__TASK PROMPT__
Each entry needs to be reproduced verbatim.

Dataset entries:
------------------------------------------------------------

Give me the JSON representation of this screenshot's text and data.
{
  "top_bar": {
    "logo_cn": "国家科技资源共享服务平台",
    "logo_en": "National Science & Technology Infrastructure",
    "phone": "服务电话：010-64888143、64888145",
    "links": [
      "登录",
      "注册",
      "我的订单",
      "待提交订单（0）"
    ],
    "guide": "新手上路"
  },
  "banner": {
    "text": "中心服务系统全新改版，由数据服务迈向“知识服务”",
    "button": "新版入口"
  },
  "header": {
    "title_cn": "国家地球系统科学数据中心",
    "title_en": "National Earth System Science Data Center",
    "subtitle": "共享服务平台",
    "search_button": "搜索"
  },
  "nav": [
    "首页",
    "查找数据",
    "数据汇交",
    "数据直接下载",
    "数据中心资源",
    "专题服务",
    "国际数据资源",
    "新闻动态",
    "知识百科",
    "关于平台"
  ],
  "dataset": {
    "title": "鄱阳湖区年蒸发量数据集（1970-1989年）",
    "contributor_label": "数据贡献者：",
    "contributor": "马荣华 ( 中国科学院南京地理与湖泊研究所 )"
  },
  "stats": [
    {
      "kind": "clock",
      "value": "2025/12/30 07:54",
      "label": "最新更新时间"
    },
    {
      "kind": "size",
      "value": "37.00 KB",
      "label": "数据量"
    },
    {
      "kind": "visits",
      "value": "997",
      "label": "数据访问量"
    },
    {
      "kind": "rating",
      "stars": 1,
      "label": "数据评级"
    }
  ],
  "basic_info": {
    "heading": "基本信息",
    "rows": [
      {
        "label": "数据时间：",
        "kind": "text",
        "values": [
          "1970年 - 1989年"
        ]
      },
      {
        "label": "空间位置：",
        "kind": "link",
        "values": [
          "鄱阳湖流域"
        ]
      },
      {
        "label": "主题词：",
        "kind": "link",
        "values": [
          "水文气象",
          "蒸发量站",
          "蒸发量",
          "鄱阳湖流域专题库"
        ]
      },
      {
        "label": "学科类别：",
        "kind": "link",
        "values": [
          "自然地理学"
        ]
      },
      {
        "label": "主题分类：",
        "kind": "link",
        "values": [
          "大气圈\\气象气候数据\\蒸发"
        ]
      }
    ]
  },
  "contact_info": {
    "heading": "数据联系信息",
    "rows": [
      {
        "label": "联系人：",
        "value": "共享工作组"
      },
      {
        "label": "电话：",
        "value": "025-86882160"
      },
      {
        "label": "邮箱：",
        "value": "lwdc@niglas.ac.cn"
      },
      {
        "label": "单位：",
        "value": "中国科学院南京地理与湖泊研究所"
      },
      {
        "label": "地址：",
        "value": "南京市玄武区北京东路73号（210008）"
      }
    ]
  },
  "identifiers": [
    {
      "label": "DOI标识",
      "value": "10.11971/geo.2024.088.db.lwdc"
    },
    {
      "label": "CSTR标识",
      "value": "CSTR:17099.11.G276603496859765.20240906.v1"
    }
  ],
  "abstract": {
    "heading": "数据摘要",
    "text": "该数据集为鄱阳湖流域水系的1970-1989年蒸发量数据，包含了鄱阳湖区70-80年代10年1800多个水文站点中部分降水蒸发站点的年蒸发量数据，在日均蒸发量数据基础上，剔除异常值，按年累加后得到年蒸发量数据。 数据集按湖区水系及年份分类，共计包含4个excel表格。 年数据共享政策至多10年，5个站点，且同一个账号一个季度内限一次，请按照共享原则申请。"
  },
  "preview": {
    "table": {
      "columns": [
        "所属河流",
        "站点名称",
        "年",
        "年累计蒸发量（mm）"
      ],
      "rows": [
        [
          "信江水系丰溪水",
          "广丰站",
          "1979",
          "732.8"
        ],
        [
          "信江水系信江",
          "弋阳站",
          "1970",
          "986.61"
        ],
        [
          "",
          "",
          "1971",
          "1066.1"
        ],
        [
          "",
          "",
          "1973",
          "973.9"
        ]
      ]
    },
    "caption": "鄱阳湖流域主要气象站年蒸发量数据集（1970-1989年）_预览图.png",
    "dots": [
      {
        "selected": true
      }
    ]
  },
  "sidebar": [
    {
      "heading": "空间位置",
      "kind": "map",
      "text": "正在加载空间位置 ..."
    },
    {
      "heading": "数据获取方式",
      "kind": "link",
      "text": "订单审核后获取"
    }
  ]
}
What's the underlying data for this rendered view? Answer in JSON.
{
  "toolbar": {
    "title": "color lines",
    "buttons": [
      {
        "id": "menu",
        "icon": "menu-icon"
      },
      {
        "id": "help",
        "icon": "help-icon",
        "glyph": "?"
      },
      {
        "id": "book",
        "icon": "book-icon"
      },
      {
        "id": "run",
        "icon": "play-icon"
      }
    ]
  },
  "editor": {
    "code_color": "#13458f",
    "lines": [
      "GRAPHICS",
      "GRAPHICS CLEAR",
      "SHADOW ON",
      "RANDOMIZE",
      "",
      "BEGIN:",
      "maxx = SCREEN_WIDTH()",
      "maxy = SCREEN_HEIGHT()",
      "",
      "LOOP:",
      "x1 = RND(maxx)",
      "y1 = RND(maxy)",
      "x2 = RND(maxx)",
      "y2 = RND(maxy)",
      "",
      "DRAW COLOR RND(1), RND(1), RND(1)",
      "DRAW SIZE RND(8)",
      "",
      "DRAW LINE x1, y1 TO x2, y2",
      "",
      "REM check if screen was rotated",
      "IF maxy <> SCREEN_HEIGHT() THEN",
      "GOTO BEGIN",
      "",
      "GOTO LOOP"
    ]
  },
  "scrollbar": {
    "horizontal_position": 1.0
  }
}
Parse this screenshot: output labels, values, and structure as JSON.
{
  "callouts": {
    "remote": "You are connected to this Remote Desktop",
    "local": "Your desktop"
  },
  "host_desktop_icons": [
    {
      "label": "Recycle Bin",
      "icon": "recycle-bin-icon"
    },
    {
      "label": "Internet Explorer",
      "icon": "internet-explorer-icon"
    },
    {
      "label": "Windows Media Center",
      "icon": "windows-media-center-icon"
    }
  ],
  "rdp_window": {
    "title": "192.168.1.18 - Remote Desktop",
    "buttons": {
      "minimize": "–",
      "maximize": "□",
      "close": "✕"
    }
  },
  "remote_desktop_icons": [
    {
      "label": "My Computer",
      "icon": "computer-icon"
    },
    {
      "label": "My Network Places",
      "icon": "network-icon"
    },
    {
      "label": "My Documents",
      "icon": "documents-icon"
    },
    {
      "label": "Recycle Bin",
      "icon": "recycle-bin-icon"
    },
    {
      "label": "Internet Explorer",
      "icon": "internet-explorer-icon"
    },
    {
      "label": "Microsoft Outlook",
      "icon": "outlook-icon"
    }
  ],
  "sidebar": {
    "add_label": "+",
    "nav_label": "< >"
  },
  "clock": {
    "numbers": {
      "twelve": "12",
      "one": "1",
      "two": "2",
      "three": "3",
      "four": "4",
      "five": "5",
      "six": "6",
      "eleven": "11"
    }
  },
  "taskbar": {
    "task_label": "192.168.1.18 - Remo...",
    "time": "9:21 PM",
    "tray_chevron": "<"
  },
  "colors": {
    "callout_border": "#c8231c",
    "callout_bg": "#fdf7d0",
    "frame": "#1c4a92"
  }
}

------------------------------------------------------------

__TASK ANSWER__
Give me the JSON representation of this screenshot's text and data.
{
  "top_bar": {
    "logo_cn": "国家科技资源共享服务平台",
    "logo_en": "National Science & Technology Infrastructure",
    "phone": "服务电话：010-64888143、64888145",
    "links": [
      "登录",
      "注册",
      "我的订单",
      "待提交订单（0）"
    ],
    "guide": "新手上路"
  },
  "banner": {
    "text": "中心服务系统全新改版，由数据服务迈向“知识服务”",
    "button": "新版入口"
  },
  "header": {
    "title_cn": "国家地球系统科学数据中心",
    "title_en": "National Earth System Science Data Center",
    "subtitle": "共享服务平台",
    "search_button": "搜索"
  },
  "nav": [
    "首页",
    "查找数据",
    "数据汇交",
    "数据直接下载",
    "数据中心资源",
    "专题服务",
    "国际数据资源",
    "新闻动态",
    "知识百科",
    "关于平台"
  ],
  "dataset": {
    "title": "鄱阳湖区年蒸发量数据集（1970-1989年）",
    "contributor_label": "数据贡献者：",
    "contributor": "马荣华 ( 中国科学院南京地理与湖泊研究所 )"
  },
  "stats": [
    {
      "kind": "clock",
      "value": "2025/12/30 07:54",
      "label": "最新更新时间"
    },
    {
      "kind": "size",
      "value": "37.00 KB",
      "label": "数据量"
    },
    {
      "kind": "visits",
      "value": "997",
      "label": "数据访问量"
    },
    {
      "kind": "rating",
      "stars": 1,
      "label": "数据评级"
    }
  ],
  "basic_info": {
    "heading": "基本信息",
    "rows": [
      {
        "label": "数据时间：",
        "kind": "text",
        "values": [
          "1970年 - 1989年"
        ]
      },
      {
        "label": "空间位置：",
        "kind": "link",
        "values": [
          "鄱阳湖流域"
        ]
      },
      {
        "label": "主题词：",
        "kind": "link",
        "values": [
          "水文气象",
          "蒸发量站",
          "蒸发量",
          "鄱阳湖流域专题库"
        ]
      },
      {
        "label": "学科类别：",
        "kind": "link",
        "values": [
          "自然地理学"
        ]
      },
      {
        "label": "主题分类：",
        "kind": "link",
        "values": [
          "大气圈\\气象气候数据\\蒸发"
        ]
      }
    ]
  },
  "contact_info": {
    "heading": "数据联系信息",
    "rows": [
      {
        "label": "联系人：",
        "value": "共享工作组"
      },
      {
        "label": "电话：",
        "value": "025-86882160"
      },
      {
        "label": "邮箱：",
        "value": "lwdc@niglas.ac.cn"
      },
      {
        "label": "单位：",
        "value": "中国科学院南京地理与湖泊研究所"
      },
      {
        "label": "地址：",
        "value": "南京市玄武区北京东路73号（210008）"
      }
    ]
  },
  "identifiers": [
    {
      "label": "DOI标识",
      "value": "10.11971/geo.2024.088.db.lwdc"
    },
    {
      "label": "CSTR标识",
      "value": "CSTR:17099.11.G276603496859765.20240906.v1"
    }
  ],
  "abstract": {
    "heading": "数据摘要",
    "text": "该数据集为鄱阳湖流域水系的1970-1989年蒸发量数据，包含了鄱阳湖区70-80年代10年1800多个水文站点中部分降水蒸发站点的年蒸发量数据，在日均蒸发量数据基础上，剔除异常值，按年累加后得到年蒸发量数据。 数据集按湖区水系及年份分类，共计包含4个excel表格。 年数据共享政策至多10年，5个站点，且同一个账号一个季度内限一次，请按照共享原则申请。"
  },
  "preview": {
    "table": {
      "columns": [
        "所属河流",
        "站点名称",
        "年",
        "年累计蒸发量（mm）"
      ],
      "rows": [
        [
          "信江水系丰溪水",
          "广丰站",
          "1979",
          "732.8"
        ],
        [
          "信江水系信江",
          "弋阳站",
          "1970",
          "986.61"
        ],
        [
          "",
          "",
          "1971",
          "1066.1"
        ],
        [
          "",
          "",
          "1973",
          "973.9"
        ]
      ]
    },
    "caption": "鄱阳湖流域主要气象站年蒸发量数据集（1970-1989年）_预览图.png",
    "dots": [
      {
        "selected": true
      }
    ]
  },
  "sidebar": [
    {
      "heading": "空间位置",
      "kind": "map",
      "text": "正在加载空间位置 ..."
    },
    {
      "heading": "数据获取方式",
      "kind": "link",
      "text": "订单审核后获取"
    }
  ]
}
What's the underlying data for this rendered view? Answer in JSON.
{
  "toolbar": {
    "title": "color lines",
    "buttons": [
      {
        "id": "menu",
        "icon": "menu-icon"
      },
      {
        "id": "help",
        "icon": "help-icon",
        "glyph": "?"
      },
      {
        "id": "book",
        "icon": "book-icon"
      },
      {
        "id": "run",
        "icon": "play-icon"
      }
    ]
  },
  "editor": {
    "code_color": "#13458f",
    "lines": [
      "GRAPHICS",
      "GRAPHICS CLEAR",
      "SHADOW ON",
      "RANDOMIZE",
      "",
      "BEGIN:",
      "maxx = SCREEN_WIDTH()",
      "maxy = SCREEN_HEIGHT()",
      "",
      "LOOP:",
      "x1 = RND(maxx)",
      "y1 = RND(maxy)",
      "x2 = RND(maxx)",
      "y2 = RND(maxy)",
      "",
      "DRAW COLOR RND(1), RND(1), RND(1)",
      "DRAW SIZE RND(8)",
      "",
      "DRAW LINE x1, y1 TO x2, y2",
      "",
      "REM check if screen was rotated",
      "IF maxy <> SCREEN_HEIGHT() THEN",
      "GOTO BEGIN",
      "",
      "GOTO LOOP"
    ]
  },
  "scrollbar": {
    "horizontal_position": 1.0
  }
}
Parse this screenshot: output labels, values, and structure as JSON.
{
  "callouts": {
    "remote": "You are connected to this Remote Desktop",
    "local": "Your desktop"
  },
  "host_desktop_icons": [
    {
      "label": "Recycle Bin",
      "icon": "recycle-bin-icon"
    },
    {
      "label": "Internet Explorer",
      "icon": "internet-explorer-icon"
    },
    {
      "label": "Windows Media Center",
      "icon": "windows-media-center-icon"
    }
  ],
  "rdp_window": {
    "title": "192.168.1.18 - Remote Desktop",
    "buttons": {
      "minimize": "–",
      "maximize": "□",
      "close": "✕"
    }
  },
  "remote_desktop_icons": [
    {
      "label": "My Computer",
      "icon": "computer-icon"
    },
    {
      "label": "My Network Places",
      "icon": "network-icon"
    },
    {
      "label": "My Documents",
      "icon": "documents-icon"
    },
    {
      "label": "Recycle Bin",
      "icon": "recycle-bin-icon"
    },
    {
      "label": "Internet Explorer",
      "icon": "internet-explorer-icon"
    },
    {
      "label": "Microsoft Outlook",
      "icon": "outlook-icon"
    }
  ],
  "sidebar": {
    "add_label": "+",
    "nav_label": "< >"
  },
  "clock": {
    "numbers": {
      "twelve": "12",
      "one": "1",
      "two": "2",
      "three": "3",
      "four": "4",
      "five": "5",
      "six": "6",
      "eleven": "11"
    }
  },
  "taskbar": {
    "task_label": "192.168.1.18 - Remo...",
    "time": "9:21 PM",
    "tray_chevron": "<"
  },
  "colors": {
    "callout_border": "#c8231c",
    "callout_bg": "#fdf7d0",
    "frame": "#1c4a92"
  }
}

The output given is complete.